© 2009 by Pontificia Universidad Católica de Valparaíso -- Chile Received September 3, 2008 / Accepted March 30, 2009
DOI: 10.2225/vol12-issue3-fulltext-8

Micro-scale surface-patterning influences biofilm formation

Guimel M. Kappell
Department of Biology
The University of Texas at Arlington
Arlington Texas, 76019, USA

James P. Grover
Department of Biology
The University of Texas at Arlington
Arlington Texas, 76019, USA 

Thomas H. Chrzanowski*
Department of Biology
The University of Texas at Arlington
PO Box 19498, Arlington Texas, 76019, USA
Tel: 817 272 2404
Fax: 817 272 2855

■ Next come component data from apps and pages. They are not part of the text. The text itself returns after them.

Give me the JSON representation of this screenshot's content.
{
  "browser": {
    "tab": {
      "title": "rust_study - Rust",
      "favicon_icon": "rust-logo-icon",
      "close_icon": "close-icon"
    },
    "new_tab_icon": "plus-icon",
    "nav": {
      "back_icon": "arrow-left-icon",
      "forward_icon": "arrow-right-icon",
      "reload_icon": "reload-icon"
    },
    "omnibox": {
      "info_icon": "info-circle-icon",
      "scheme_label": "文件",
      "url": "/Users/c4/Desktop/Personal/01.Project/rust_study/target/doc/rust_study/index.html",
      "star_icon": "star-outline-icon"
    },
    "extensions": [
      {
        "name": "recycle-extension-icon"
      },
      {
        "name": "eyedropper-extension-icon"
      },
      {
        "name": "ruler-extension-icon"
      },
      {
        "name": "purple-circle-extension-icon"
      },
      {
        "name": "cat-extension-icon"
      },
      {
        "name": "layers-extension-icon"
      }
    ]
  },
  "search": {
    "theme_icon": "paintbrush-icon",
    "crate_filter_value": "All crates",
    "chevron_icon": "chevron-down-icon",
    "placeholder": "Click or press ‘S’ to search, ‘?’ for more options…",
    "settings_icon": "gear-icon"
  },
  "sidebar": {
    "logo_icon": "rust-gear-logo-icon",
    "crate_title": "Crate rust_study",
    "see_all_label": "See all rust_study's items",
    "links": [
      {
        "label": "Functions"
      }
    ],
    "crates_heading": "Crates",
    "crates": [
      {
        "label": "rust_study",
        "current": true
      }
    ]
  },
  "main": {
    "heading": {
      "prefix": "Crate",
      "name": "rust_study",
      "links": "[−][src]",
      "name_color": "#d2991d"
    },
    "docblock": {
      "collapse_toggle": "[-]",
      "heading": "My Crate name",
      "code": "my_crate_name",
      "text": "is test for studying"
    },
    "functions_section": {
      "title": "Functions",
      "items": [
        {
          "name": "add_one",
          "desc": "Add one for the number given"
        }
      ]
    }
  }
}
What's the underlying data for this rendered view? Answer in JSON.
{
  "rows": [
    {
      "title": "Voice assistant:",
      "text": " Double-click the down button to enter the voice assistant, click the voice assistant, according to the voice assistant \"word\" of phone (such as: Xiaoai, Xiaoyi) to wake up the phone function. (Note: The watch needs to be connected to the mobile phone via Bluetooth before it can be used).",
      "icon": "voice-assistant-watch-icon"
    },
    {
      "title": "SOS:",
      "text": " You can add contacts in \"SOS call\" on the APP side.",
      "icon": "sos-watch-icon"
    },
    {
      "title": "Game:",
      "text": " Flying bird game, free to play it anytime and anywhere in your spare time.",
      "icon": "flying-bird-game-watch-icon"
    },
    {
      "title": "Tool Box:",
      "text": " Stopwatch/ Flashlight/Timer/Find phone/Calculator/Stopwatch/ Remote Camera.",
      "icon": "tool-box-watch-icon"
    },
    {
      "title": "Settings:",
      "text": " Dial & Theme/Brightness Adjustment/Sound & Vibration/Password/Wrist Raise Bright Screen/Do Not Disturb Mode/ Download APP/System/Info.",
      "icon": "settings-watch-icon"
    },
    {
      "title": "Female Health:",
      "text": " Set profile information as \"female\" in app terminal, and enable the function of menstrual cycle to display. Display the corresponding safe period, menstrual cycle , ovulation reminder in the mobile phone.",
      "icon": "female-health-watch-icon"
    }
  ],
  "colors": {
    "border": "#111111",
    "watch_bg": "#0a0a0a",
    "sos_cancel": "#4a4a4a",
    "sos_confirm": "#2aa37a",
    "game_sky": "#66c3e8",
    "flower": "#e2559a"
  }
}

*Corresponding author

Keywords: indwelling medical devices, infections, surface attachment.


EPS: extra-polymeric substances
SiE: silicone elastomer
TSB: tryptic soy broth

Abstract   Full Text

The formation of biofilms on indwelling/implanted medical devices is a common problem. One of the approaches used to prevent biofilm formation on medical devices is to inhibit bacterial attachment by modification of the synthetic polymers used to fabricate the device. In this work, we assessed how micro-scale features (patterns) imprinted onto the surface of silicone elastomer similar to that used for medical applications influenced biofilm formation by Staphylococcus aureus, Staphylococcus epidermidis, and Pseudomonas aeruginosa. Patterns were transferred from a multi-patterned oxidized silicon-wafer master-template to silicone elastomer. Features consisted of bars, squares, and circles each extending 0.51 µm above the surface. Feature sizes ranged between 1.78 and 22.25 µm. Distances separating features ranged between 0.26 and 17.35 µm. Bacterial biofilm formation on discs cut from imprinted silicone elastomer was assessed by direct microscopic observation and quantified as the surface area covered by biofilm. Unpatterned silicone elastomer served as a control. Several of the micro-scale patterns imprinted into the silicone elastomer significantly reduced biofilm formation by each bacterium and interrupted biofilm continuity. Although there were differences in detail among strains, bacteria tended to attach in the area between features more than to the surface of the feature itself.

Supported by UNESCO / MIRCEN network